Find every line below that contains the word "title" and copy it out.

══ Data excerpts

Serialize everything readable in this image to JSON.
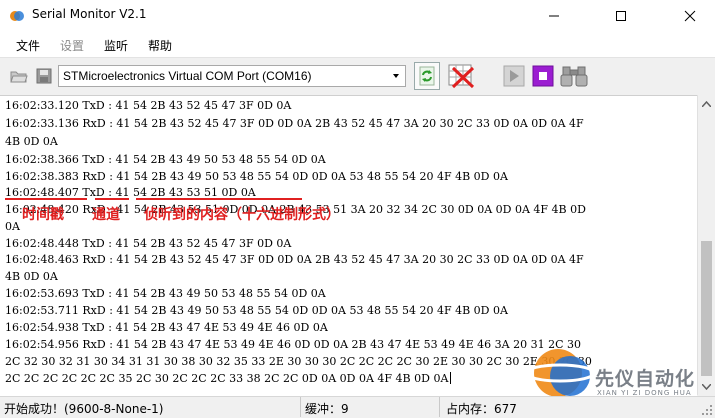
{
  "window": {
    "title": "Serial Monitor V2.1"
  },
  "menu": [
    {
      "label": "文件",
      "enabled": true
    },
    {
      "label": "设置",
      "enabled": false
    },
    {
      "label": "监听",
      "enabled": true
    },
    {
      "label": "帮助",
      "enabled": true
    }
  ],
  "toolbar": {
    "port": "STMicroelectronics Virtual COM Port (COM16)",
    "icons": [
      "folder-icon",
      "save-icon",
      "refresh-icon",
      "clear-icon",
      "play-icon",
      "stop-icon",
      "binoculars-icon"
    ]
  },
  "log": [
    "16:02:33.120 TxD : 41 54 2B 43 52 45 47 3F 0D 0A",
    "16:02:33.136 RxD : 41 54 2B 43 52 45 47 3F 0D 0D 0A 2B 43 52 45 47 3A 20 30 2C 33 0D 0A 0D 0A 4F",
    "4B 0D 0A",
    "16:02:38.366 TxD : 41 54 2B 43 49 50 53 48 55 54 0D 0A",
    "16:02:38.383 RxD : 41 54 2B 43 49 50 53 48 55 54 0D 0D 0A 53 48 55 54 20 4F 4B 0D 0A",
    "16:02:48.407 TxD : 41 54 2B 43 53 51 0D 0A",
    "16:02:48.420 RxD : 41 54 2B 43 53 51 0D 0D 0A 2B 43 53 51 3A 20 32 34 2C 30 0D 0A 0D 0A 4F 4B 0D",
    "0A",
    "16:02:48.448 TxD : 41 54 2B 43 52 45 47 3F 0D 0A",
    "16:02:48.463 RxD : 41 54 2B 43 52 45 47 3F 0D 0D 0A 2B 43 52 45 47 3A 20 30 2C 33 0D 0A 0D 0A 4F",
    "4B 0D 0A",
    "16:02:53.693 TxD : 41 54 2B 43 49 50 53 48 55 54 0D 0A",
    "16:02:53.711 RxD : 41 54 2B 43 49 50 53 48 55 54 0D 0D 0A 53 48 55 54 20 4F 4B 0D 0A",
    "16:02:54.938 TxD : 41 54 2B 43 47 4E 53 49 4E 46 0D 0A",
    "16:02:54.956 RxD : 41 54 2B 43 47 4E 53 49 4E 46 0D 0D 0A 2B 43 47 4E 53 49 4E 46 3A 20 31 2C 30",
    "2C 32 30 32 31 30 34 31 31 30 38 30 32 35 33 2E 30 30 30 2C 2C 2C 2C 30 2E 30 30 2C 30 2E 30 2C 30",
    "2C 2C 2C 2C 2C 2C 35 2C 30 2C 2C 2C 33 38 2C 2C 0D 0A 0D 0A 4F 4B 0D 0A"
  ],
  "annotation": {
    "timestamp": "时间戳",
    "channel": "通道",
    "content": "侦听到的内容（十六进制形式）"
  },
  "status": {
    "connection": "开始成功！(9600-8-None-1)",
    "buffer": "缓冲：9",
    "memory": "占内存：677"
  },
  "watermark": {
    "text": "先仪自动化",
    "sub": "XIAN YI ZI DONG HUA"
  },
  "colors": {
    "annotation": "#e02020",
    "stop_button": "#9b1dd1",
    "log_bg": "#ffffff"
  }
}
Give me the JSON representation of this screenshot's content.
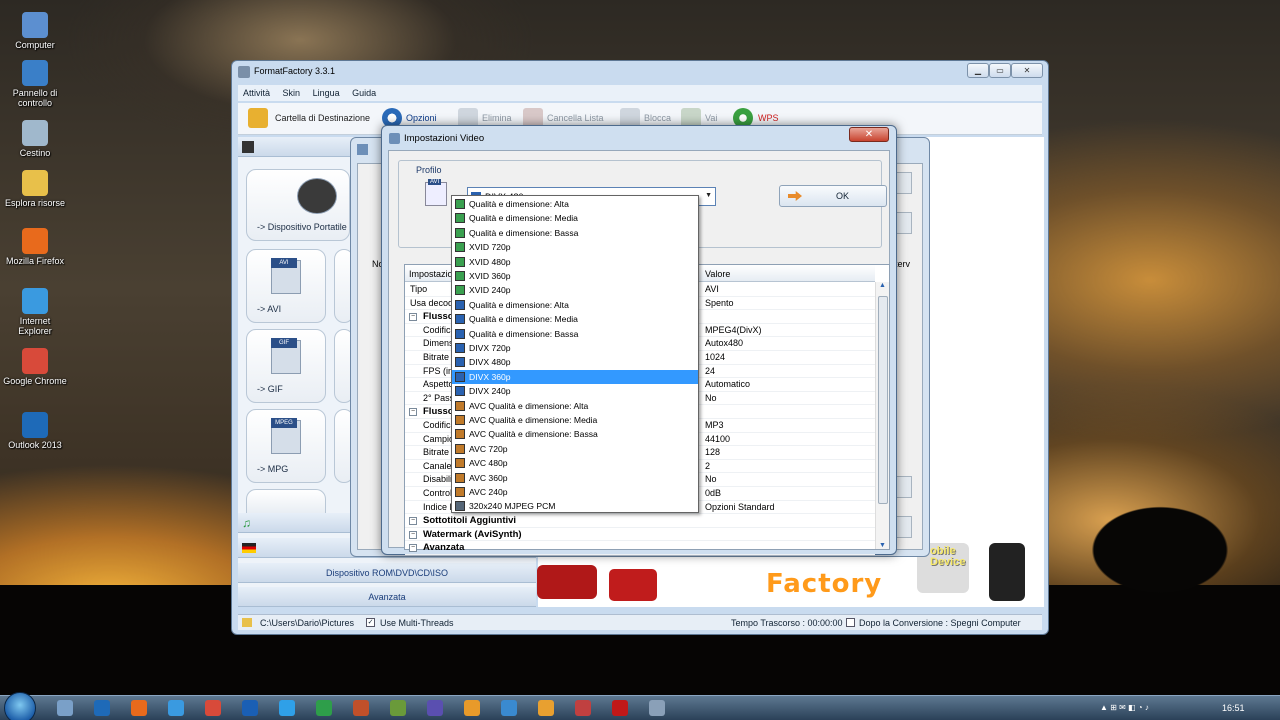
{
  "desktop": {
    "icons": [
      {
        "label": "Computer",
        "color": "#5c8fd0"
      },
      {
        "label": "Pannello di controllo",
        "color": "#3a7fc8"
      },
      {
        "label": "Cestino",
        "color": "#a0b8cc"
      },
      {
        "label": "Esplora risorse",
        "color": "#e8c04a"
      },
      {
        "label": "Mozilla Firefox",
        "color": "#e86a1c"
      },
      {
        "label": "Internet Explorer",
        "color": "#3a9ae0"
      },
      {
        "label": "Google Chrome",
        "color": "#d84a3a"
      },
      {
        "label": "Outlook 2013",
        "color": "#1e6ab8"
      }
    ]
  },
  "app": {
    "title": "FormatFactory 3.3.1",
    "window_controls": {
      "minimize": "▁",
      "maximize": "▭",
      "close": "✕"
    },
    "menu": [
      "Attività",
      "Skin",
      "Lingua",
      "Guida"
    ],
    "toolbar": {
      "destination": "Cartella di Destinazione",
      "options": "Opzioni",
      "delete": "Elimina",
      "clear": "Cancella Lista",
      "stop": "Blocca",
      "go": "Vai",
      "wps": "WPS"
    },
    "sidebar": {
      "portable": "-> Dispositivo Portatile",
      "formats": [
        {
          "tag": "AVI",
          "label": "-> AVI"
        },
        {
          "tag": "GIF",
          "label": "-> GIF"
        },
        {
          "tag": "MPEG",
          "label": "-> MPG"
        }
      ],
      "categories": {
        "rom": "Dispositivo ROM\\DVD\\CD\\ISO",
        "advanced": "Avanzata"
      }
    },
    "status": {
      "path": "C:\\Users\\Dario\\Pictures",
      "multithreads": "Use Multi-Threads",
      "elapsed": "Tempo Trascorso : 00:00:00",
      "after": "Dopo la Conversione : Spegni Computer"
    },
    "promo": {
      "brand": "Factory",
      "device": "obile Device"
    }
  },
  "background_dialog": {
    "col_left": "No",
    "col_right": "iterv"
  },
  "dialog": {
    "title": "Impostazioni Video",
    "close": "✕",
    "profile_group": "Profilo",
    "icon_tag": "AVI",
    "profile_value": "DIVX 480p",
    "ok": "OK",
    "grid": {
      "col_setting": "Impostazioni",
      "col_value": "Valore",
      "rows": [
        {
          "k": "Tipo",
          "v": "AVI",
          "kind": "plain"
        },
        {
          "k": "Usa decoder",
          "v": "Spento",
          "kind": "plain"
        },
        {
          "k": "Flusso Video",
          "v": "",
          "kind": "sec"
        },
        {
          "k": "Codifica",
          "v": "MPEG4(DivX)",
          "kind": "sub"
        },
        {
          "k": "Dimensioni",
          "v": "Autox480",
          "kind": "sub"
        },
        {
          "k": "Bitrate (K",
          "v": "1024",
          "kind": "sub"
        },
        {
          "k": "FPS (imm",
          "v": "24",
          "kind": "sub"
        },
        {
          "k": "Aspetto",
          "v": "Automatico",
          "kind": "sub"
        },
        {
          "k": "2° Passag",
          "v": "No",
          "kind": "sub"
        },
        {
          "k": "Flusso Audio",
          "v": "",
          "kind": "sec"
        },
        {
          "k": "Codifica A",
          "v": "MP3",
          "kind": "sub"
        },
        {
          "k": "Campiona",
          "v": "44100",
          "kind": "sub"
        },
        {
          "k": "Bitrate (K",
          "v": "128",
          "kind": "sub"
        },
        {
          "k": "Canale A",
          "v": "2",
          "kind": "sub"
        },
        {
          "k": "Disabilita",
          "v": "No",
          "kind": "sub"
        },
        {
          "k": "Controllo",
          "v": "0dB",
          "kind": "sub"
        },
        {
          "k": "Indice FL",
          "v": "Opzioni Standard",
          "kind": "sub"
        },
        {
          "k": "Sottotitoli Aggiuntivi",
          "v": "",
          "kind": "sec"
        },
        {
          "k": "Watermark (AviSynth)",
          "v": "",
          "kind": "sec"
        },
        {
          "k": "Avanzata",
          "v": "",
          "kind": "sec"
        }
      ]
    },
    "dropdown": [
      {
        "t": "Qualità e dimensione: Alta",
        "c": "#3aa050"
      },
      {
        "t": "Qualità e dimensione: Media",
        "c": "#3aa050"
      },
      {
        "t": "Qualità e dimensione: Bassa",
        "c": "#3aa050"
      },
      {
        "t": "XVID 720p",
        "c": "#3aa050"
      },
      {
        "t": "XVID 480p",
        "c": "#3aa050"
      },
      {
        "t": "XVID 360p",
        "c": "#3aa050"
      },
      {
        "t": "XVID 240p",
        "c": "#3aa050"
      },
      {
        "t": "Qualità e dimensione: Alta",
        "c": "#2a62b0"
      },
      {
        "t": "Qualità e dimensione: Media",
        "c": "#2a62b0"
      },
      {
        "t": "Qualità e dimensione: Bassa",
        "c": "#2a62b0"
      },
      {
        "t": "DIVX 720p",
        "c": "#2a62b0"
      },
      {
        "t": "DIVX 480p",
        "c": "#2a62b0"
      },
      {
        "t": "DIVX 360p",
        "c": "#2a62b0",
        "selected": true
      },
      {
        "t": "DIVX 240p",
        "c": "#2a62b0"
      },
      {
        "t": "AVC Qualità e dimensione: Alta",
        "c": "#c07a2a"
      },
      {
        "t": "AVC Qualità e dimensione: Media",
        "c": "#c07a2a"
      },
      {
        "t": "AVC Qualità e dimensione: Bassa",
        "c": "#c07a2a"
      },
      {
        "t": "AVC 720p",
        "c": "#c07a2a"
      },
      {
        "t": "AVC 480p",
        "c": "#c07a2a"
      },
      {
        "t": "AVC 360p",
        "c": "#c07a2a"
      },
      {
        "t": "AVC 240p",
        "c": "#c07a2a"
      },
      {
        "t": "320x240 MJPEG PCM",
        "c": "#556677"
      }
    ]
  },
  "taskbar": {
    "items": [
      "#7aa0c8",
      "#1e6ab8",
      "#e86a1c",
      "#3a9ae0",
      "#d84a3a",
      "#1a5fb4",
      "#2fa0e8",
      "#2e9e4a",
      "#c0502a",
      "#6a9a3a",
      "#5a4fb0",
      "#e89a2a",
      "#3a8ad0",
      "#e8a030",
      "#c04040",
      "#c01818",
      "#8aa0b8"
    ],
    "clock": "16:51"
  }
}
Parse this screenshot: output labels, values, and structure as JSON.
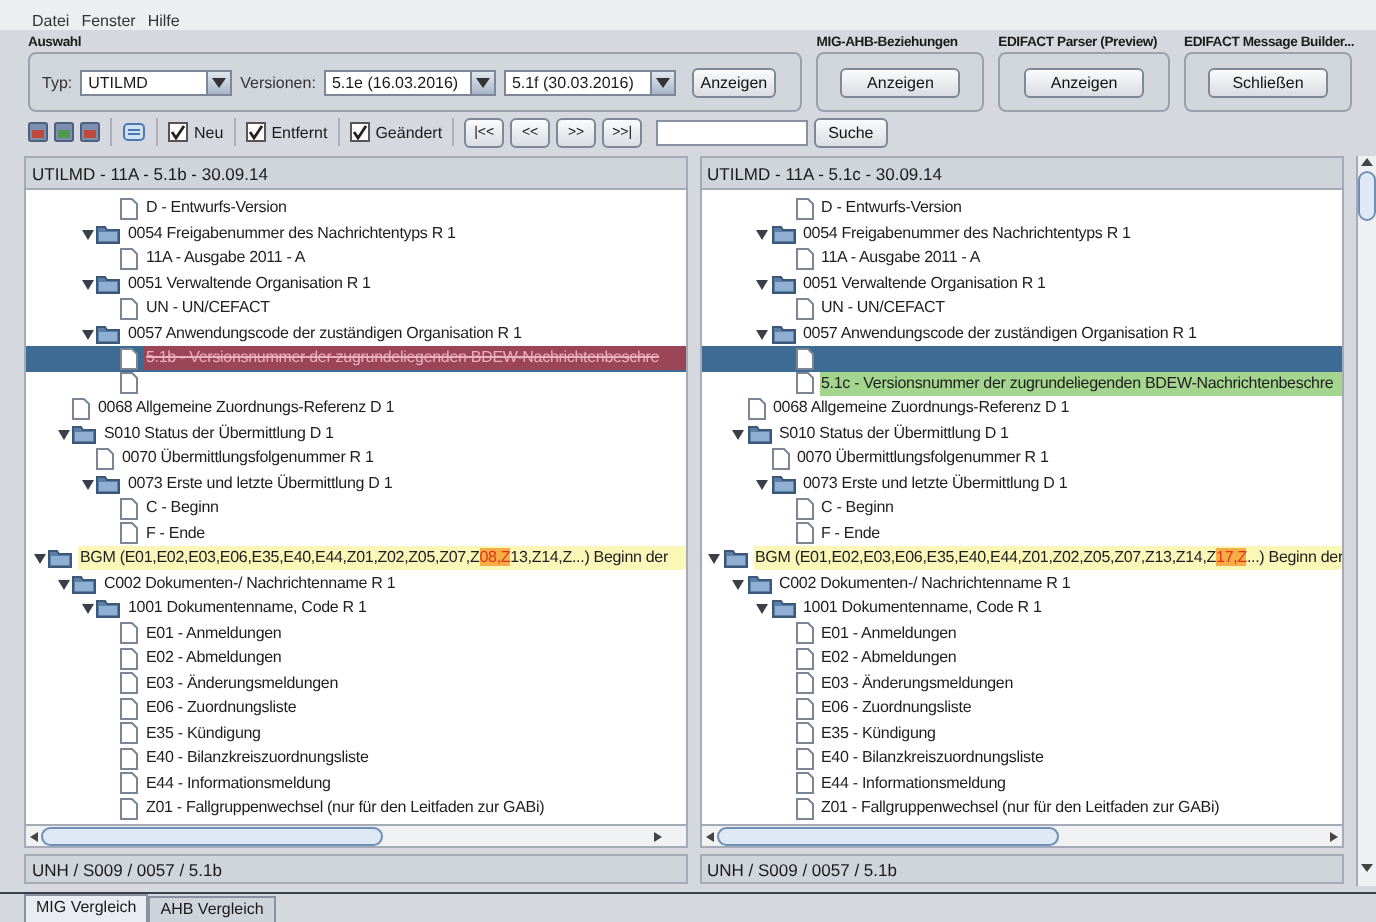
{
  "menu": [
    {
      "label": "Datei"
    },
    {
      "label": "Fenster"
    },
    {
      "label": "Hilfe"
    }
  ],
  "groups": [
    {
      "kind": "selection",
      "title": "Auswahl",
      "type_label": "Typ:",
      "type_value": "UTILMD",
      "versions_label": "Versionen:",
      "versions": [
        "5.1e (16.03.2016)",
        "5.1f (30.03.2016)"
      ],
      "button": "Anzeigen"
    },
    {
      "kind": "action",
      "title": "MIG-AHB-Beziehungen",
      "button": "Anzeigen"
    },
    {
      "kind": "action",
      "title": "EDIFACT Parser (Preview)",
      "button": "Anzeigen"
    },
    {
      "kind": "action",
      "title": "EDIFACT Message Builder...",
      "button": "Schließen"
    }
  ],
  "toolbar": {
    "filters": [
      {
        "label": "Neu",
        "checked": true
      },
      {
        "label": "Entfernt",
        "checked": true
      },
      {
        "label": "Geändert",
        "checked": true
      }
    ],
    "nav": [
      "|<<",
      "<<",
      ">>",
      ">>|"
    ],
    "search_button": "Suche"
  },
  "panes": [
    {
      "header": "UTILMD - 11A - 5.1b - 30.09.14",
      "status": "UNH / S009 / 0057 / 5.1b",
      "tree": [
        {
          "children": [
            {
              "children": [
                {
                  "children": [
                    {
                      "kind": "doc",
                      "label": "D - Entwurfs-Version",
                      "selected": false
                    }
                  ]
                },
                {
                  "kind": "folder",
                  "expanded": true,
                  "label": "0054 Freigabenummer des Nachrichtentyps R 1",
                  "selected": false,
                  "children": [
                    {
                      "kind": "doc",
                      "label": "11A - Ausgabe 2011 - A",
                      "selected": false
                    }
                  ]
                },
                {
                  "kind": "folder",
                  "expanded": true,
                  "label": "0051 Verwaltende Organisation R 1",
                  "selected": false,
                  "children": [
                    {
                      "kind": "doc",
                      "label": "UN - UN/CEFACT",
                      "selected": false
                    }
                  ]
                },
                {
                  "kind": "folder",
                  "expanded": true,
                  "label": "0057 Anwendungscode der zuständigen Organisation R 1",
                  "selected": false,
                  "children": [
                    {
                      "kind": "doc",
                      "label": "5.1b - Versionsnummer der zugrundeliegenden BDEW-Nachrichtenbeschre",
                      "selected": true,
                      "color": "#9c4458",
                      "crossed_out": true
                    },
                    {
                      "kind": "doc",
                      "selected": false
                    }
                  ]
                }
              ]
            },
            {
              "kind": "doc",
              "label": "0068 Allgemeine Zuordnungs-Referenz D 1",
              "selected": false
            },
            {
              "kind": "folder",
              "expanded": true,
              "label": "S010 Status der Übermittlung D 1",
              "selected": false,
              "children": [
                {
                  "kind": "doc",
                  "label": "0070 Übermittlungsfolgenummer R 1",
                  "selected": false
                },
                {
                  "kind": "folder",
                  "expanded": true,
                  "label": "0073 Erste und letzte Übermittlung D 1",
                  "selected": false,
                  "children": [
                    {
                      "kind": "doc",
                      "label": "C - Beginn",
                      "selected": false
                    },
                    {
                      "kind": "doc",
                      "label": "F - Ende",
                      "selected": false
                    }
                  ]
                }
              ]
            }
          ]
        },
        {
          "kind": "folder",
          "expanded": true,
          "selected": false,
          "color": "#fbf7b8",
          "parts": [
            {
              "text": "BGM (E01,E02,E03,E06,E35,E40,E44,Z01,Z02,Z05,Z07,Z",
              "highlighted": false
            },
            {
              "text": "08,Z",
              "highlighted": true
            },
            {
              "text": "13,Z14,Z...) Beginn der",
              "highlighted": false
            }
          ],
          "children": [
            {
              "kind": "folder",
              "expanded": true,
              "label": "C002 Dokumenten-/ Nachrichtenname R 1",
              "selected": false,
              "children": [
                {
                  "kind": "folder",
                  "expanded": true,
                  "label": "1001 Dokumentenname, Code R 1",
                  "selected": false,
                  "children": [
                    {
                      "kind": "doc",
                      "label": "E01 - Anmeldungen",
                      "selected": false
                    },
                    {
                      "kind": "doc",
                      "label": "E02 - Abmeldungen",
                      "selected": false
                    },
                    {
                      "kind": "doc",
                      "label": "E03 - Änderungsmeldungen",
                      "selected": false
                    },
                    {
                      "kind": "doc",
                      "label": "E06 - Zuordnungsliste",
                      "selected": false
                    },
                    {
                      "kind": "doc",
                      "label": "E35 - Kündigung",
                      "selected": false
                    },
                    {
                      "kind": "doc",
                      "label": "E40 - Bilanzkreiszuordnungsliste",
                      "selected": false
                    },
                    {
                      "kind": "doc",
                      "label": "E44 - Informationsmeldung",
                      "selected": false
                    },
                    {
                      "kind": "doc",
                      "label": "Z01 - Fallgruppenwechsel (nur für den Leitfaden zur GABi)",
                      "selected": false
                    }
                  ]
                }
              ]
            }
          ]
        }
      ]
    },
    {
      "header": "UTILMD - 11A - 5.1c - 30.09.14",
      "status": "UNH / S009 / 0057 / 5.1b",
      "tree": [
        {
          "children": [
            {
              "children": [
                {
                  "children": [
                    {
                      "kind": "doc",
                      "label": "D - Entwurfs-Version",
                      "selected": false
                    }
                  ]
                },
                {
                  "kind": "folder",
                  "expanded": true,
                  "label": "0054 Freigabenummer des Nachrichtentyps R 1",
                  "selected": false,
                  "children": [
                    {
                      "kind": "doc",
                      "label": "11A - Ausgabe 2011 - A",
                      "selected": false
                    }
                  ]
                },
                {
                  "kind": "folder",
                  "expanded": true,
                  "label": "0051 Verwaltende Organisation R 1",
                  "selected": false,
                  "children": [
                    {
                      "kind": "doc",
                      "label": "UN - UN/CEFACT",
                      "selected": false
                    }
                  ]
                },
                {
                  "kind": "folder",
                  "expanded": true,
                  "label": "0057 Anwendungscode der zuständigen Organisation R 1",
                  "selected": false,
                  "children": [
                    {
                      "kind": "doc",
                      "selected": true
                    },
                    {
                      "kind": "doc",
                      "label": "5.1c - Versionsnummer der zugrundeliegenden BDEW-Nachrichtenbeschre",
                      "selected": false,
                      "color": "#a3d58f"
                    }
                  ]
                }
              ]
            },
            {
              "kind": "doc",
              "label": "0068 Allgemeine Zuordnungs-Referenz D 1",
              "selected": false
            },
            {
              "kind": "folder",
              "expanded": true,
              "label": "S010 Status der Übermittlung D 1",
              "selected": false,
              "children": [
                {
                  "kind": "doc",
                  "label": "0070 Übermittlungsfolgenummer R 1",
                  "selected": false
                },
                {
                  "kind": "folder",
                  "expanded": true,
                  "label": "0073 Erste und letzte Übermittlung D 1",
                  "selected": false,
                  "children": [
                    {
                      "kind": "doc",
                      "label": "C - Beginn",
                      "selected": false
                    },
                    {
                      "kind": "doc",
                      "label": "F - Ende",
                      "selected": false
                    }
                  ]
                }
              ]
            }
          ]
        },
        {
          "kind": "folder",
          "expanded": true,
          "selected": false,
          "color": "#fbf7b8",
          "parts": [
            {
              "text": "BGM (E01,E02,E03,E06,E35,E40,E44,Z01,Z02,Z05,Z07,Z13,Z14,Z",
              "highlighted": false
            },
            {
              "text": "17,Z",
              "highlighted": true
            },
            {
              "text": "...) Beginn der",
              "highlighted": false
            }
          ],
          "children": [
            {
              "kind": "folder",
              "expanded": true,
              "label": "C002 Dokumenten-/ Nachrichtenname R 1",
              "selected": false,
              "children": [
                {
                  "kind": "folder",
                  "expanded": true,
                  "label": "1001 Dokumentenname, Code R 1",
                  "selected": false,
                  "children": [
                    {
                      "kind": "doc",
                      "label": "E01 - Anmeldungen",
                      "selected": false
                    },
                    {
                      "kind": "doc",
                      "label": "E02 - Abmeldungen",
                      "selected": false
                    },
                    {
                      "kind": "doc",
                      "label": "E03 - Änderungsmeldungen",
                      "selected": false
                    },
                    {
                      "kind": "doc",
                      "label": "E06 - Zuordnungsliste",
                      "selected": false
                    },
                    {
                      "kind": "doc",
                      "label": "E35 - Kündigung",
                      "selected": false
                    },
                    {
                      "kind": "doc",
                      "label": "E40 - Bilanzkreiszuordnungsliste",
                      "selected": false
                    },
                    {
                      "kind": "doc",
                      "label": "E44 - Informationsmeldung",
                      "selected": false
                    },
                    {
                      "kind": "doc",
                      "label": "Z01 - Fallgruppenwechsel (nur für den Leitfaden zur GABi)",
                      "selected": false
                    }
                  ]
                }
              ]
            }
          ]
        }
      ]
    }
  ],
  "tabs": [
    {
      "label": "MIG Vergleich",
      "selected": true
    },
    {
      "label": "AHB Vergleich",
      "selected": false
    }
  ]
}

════

### Response box
    "title": "Serial Monitor V2.1"
    "title": "FormatFactory 3.3.1",
    "title": "Impostazioni Video",
      "title": "Auswahl",
      "title": "MIG-AHB-Beziehungen",
      "title": "EDIFACT Parser (Preview)",
      "title": "EDIFACT Message Builder...",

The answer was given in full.